Ben Elton at the 2010 Laurence Olivier Awards.
Independent critic Tom Sutcliffe described the sitcom as "groan-inducing". The sitcom was set around a health and safety department of a local council in which social stereotypes were actively encouraged but seemed cliché and "old fashioned" (according to Daily Mail reviewer Christopher Stevens).
Continue reading: BBC Cancels Ben Elton's Sitcom 'The Wright Way'
A big miss for Ben Elton's new BBC sitcom The Wright Way, which had Twitter commentators bilious with contempt
31 brief years have passed since Ben Elton found on-screen writing success with the anti-establishment humour of The Young Ones, a show that went on to become a classic in British comedy. There have been highs and lows for Elton since then but last night, his reputation took a serious nosedive when his latest sitcom The Wright Way aired for the first time on BBC2.

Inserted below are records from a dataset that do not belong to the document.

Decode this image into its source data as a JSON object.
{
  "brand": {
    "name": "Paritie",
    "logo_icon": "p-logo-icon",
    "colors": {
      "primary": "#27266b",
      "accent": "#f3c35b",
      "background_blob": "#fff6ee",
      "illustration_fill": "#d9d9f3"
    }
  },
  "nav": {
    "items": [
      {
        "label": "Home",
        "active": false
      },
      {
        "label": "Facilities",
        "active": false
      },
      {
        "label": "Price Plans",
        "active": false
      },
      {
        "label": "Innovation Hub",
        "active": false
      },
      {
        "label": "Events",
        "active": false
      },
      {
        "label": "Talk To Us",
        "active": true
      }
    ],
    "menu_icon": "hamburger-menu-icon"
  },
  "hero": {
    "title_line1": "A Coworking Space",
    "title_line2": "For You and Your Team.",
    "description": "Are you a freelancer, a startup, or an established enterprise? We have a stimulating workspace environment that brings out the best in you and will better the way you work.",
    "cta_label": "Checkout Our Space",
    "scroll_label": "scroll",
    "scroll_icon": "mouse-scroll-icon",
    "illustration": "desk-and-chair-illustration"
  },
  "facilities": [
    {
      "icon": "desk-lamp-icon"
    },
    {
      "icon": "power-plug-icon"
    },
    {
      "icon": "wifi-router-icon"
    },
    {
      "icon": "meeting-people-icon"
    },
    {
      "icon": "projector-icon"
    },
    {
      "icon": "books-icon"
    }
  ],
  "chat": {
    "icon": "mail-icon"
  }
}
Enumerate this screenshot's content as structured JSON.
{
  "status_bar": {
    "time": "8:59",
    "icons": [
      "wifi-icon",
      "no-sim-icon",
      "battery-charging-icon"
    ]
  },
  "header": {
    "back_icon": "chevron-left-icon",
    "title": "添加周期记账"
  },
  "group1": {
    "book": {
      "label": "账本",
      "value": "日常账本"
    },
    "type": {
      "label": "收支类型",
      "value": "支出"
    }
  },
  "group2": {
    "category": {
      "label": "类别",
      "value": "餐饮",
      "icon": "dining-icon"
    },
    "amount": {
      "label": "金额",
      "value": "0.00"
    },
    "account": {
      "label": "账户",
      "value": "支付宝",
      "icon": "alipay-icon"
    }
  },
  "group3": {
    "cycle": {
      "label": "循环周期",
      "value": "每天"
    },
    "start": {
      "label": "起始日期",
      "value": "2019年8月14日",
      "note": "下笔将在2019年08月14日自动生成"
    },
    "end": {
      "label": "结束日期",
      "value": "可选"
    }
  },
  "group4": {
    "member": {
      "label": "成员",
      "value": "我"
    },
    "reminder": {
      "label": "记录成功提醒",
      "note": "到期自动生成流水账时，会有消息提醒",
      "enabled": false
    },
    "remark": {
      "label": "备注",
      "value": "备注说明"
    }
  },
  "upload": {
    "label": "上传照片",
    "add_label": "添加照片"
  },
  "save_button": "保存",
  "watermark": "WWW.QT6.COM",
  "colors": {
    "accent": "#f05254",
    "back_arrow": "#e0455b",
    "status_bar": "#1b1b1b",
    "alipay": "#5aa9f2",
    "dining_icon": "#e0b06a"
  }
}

The debut episode received something of a mauling on Twitter, with viewers and critics alike seemingly at pains to compete for the heights of vicious commentary within their 140 character limit. One Scottish viewer, Dam Jef, commenting today, posted “The Wright Way" is on BBC Scotland tonight, one night after England. I suppose we got the poll tax first so that about evens things up.” @sisson_jonathon was even more cruel, stating “Out of curiosity, watched Ben Elton's 'The Wright Way' on iPlayer. Got exactly 59 seconds into it. Never mind Abu Qatada, lets deport Elton.” @CREATE_London took issue with the content, writing “New BBC sitcom The Wright Way. Cliche ridden, vaguely racist and with a touch of homophobia. Well done Ben Elton! #thewrightway.”
Positive comments about the show eluded discovery; it seems that Ben Elton’s rep could take some time to recover from the bashing that last night’s show took. If you’re curious as to just how bad the script got on last night’s show, a sample of the ‘humour’ on display includes a joke about women spending too long in the bathroom. That in itself should be an indicator of how bad it is, but Elton hasn’t even gone for a funny joke about women spending too long in the bathroom. Instead, he went for this: “What is the point of being a lesbian if you continue to act like a normal woman?" Yep. He went there. The lightbulb was removed from that dark corner of 1970s comedy for a reason, Mr. Elton. Close the door behind you when you leave, please.
Continue reading: A Big Thumbs Down On Twitter For Ben Elton's The Wright Way
Popular British comic character Blackadder looks like he could have one more role up his sleeve, after a 'lost Christmas special' was re-discovered by scriptwriter Richard Curtis. Played by the actor Rowan Atkinson, Blackadder had entertained British television audiences between 1983 and 1989 in a series of historical roles that saw him appear by series as the weedy son of King Richard IV, an Elizabethan-era Lord, butler to the Prince of Wales in the late 18th century and finally as a captain in the trenches of World War I.
This newly found script though, originally unfinished in 1988 by Curtis and Ben Elton, sees Blackadder play the Bethlehem inn keeper in the story of the nativity, with his trusty assistant Baldrick once again by his side. The script has become public knowledge thanks to a book written by Jem Roberts called The True History Of Blackadder. Roberts was given the script by Curtis whilst constructing the piece, and she told the Radio Times "My jaw dropped when I saw I was holding a lost Blackadder script. He [Curtis] wrote on the script that one of the reasons it didn't get used was because it was a strange cross between Fawlty Towers and Life of Brian."
She added "He didn't think he was going to make it compare to either of them. That's his reason for it never getting any further than it did." With Blackadder still retaining a large cult popularity, in spite of the last televised special being aired in 1999, we wonder whether there might be room for one final, festive hurrah.